Originally, the roots of Cuban music were a fusion of Spanish music, centered on Gypsy music, and Afro music, centered on Nigeria, but after the revolution, classical techniques were added to it. The orchestras that emerged from this musical situation and assumed leadership were “Los Van Van” with Juan Formell, and “Irakere” with Chucho Valdes.

The two bands repeatedly experimented with music: rock/Cuban fusion, jazz/Afro-Cuban fusion, etc. In particular, ”Irakere” attracted attention at various jazz festivals and even won a Grammy Award.

Then, through these two groups, a genius emerges who creates his own band.

His name is José Luis Cortes. He has the nickname “Tosco”. He is a flutist, lyricist/composer, arranger, and band leader (also a dancer). “Tosco” joined Los Van Van at the age of 18 and remained with them for ten years. After that, he stayed at Irakere for six years, and the flute improvisations he left behind during that time were all incredible.

In 1986, ”Tosco” gathered his contemporaries and repeated the jazz fusion experiments known as the ”Siguro” and ”Ciclo” series.

The group was called the New Cuban All Stars and was later officially named “Nueva Generación La Banda” (The Band of New Generation).

As is evident in baseball and boxing, it is no mean feat to declare a ”new generation” in Cuba, where the base is wide and deep, and there are senior big-name star musicians.

Without overwhelming talent and leadership, no one will follow.

”Tosco” had formidable flute playing skills, a talent for composition and arrangement that included jazz and classical methodologies, a strong personality, and a love for Cuban music.

Cuba’s leading vocalists and musicians have gathered together under him. Among them, keyboardist Miguel Ángel, bassist Feliciano Arango, drummer Callisto Oviedo, four horn players, and vocalist Tony Cala are undoubtedly Cuba’s best talents.

NG La Banda is a super band that combines the strength of an African wild animal, the precision of a precision machine, and beautiful melody lines.

When genres and categories collapse, authenticity is needed. NG La Banda is like Cuba’s national baseball team.

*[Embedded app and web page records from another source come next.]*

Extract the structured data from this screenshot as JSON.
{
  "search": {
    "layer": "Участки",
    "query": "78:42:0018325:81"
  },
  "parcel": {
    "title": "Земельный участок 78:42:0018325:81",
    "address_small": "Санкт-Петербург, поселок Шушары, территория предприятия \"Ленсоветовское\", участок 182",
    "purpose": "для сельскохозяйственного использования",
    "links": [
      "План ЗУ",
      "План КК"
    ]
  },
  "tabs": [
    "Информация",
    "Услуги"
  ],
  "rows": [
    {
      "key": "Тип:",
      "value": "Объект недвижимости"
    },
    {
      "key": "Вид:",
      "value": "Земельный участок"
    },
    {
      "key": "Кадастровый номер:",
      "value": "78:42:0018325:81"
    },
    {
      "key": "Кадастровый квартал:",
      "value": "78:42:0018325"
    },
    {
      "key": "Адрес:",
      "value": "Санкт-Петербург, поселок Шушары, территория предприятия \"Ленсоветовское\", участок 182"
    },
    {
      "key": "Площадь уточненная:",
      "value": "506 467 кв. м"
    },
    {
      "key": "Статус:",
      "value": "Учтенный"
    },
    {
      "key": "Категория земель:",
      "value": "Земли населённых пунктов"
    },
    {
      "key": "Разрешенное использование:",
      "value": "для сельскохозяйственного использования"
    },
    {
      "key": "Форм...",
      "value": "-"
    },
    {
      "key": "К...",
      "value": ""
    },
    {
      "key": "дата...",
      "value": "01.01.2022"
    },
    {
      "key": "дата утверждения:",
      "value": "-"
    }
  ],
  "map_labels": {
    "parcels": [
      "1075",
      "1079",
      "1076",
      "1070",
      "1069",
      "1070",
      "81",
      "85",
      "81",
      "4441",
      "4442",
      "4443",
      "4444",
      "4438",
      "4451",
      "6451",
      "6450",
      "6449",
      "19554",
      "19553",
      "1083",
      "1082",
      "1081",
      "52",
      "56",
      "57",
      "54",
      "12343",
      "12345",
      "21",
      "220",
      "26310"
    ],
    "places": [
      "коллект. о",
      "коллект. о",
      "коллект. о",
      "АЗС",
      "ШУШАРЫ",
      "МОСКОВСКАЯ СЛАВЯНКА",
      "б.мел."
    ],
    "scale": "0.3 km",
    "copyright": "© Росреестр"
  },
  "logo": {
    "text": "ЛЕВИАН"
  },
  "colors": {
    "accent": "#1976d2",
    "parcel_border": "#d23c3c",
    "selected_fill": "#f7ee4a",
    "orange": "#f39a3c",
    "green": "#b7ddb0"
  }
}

It goes far beyond the concept of salsa and reveals the true meaning of the word “fusion.”

Ryu Murakami

José Luis Cortés (Voz/Flaute)
Tony Calá(Voz)
Mariano Enrique Mena(Voz)
José Miguel Crego (Trompeta)
Elpidio Chappottin (Trompeta)
Rafael Miguel Jenkes (Tenor)
Roland Pérez Pérez (Saxófono Alto)
Miguel Angel de Armas (Teclado)
Rodolfo Argudin (Piano)
Feliciano Arango(Bajo)
Calixto Oviedo (Bateria/Coro)
Humberto Sosa Acosta (Tumbadora)
Pablo Cortés (Bongo)
Guillermo Amores (Güiro)

Produced by : Ryu Murakami
Sound Produced by : José Luis Cortés
Recorded & Mixed: Ramón Alom Suarez : Sinpachirou Kawada (Music Inn)
Mastering Engineer: Kazumi Sugiura (Sony Records)
Art Direction & Design: Tomoaki Sakai (Blancchic)
Illustration: Harumi Yamaguchi
Photographer: Atsushi Kondou
Translator: Yukiko Yoshino
Production Service: Ayuko Yamada (Sony Records)
Promotion : Naoko Kodama (Sony Records), Mamiko Kuroda (Sony Records)
Supervisor: Ikuo Nabeta, Tamio Suzuki (Sony Records)
Special Thanks to Genichi Yamamoto (Shueisha), Takuro Kawanabe (Music Inn), Hiroshi Nobue (TFM), Motomitsu Tada (TFM), Haruhiko Kouno, Sadayuki Kurawaka (SMASH)
Recorded at Music Inn Yoyogi Studio, 1993. 8